(Items from an interface collection)

----------

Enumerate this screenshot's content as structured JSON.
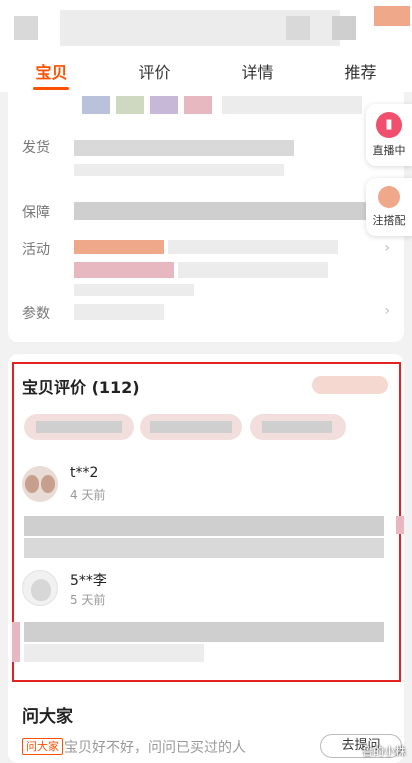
{
  "tabs": [
    {
      "label": "宝贝",
      "active": true
    },
    {
      "label": "评价",
      "active": false
    },
    {
      "label": "详情",
      "active": false
    },
    {
      "label": "推荐",
      "active": false
    }
  ],
  "info_rows": {
    "shipping_label": "发货",
    "guarantee_label": "保障",
    "activity_label": "活动",
    "params_label": "参数"
  },
  "side_buttons": {
    "live_label": "直播中",
    "match_label": "注搭配"
  },
  "reviews": {
    "title": "宝贝评价 (112)",
    "items": [
      {
        "user": "t**2",
        "time": "4 天前"
      },
      {
        "user": "5**李",
        "time": "5 天前"
      }
    ]
  },
  "ask": {
    "title": "问大家",
    "badge": "问大家",
    "prompt": "宝贝好不好，问问已买过的人",
    "button": "去提问"
  },
  "watermark": "鲁的小株",
  "colors": {
    "accent": "#ff5000",
    "highlight": "#e32222"
  }
}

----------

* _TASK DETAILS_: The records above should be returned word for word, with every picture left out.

* _ANSWER BOX_:
Enumerate this screenshot's content as structured JSON.
{
  "tabs": [
    {
      "label": "宝贝",
      "active": true
    },
    {
      "label": "评价",
      "active": false
    },
    {
      "label": "详情",
      "active": false
    },
    {
      "label": "推荐",
      "active": false
    }
  ],
  "info_rows": {
    "shipping_label": "发货",
    "guarantee_label": "保障",
    "activity_label": "活动",
    "params_label": "参数"
  },
  "side_buttons": {
    "live_label": "直播中",
    "match_label": "注搭配"
  },
  "reviews": {
    "title": "宝贝评价 (112)",
    "items": [
      {
        "user": "t**2",
        "time": "4 天前"
      },
      {
        "user": "5**李",
        "time": "5 天前"
      }
    ]
  },
  "ask": {
    "title": "问大家",
    "badge": "问大家",
    "prompt": "宝贝好不好，问问已买过的人",
    "button": "去提问"
  },
  "watermark": "鲁的小株",
  "colors": {
    "accent": "#ff5000",
    "highlight": "#e32222"
  }
}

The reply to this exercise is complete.